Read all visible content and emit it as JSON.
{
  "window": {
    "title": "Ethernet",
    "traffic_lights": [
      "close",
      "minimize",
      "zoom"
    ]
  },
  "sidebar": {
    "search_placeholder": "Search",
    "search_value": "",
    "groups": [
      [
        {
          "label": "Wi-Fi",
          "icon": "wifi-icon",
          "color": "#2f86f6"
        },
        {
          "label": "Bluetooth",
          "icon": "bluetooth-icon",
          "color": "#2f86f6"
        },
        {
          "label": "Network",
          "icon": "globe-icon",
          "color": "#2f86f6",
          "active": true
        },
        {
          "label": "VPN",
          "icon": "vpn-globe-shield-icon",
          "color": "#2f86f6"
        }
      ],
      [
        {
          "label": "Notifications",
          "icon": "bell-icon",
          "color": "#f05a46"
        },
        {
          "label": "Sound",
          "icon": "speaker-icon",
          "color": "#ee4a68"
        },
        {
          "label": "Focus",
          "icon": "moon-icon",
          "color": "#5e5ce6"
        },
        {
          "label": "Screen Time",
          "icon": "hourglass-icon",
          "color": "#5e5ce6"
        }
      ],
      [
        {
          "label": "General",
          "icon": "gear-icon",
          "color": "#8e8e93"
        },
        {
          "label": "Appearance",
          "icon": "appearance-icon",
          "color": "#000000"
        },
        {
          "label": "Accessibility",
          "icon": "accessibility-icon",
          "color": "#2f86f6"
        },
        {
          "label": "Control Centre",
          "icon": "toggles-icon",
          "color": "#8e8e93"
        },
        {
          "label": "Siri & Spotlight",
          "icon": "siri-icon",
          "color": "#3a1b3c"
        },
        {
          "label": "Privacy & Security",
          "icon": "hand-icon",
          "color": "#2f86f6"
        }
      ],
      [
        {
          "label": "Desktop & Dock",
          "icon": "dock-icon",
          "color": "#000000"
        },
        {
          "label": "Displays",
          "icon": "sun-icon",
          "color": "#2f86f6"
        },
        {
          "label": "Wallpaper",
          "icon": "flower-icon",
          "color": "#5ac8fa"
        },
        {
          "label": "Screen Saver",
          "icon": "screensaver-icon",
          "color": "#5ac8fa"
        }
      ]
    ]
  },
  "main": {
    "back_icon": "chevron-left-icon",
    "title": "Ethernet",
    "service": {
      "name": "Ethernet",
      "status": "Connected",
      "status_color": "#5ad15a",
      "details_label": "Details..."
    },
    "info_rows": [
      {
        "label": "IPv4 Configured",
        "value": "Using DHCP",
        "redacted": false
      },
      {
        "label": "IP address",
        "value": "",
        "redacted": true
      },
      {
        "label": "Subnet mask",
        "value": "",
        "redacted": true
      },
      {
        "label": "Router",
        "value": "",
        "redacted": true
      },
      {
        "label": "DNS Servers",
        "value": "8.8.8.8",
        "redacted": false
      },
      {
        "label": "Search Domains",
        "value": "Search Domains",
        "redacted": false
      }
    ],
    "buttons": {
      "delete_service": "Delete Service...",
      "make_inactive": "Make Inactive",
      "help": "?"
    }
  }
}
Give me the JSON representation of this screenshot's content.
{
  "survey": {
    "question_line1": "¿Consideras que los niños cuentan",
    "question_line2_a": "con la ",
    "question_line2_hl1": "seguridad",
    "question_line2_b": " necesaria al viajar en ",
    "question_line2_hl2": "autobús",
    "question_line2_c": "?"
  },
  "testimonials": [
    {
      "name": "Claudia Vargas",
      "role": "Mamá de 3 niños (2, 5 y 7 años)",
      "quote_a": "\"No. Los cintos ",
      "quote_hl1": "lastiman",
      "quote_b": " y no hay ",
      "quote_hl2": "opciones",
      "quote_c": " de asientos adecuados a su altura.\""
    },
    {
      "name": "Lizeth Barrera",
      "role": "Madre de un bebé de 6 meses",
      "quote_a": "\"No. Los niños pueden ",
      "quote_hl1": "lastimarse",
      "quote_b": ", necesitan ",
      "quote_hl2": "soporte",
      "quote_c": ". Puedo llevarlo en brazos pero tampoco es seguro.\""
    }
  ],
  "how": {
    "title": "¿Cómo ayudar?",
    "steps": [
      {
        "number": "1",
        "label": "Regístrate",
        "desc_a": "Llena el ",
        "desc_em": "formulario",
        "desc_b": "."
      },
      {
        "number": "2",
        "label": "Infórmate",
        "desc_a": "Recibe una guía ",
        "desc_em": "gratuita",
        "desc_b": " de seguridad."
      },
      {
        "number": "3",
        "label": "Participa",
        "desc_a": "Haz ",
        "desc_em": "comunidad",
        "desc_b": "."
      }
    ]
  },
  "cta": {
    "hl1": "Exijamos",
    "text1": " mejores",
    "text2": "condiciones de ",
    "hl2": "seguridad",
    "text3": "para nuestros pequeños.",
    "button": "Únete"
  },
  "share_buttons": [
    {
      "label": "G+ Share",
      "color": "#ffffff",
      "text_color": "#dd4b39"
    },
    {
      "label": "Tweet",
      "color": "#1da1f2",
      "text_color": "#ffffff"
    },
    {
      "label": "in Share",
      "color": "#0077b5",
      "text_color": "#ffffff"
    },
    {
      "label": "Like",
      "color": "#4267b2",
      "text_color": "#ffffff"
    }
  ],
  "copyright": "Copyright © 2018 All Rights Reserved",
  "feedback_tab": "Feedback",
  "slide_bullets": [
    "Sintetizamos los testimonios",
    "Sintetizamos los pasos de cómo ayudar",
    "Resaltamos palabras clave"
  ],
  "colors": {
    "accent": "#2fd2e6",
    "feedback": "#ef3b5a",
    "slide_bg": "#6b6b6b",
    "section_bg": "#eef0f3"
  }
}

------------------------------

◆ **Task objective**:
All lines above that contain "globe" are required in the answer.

◆ **Solution below**:
          "icon": "globe-icon",
          "icon": "vpn-globe-shield-icon",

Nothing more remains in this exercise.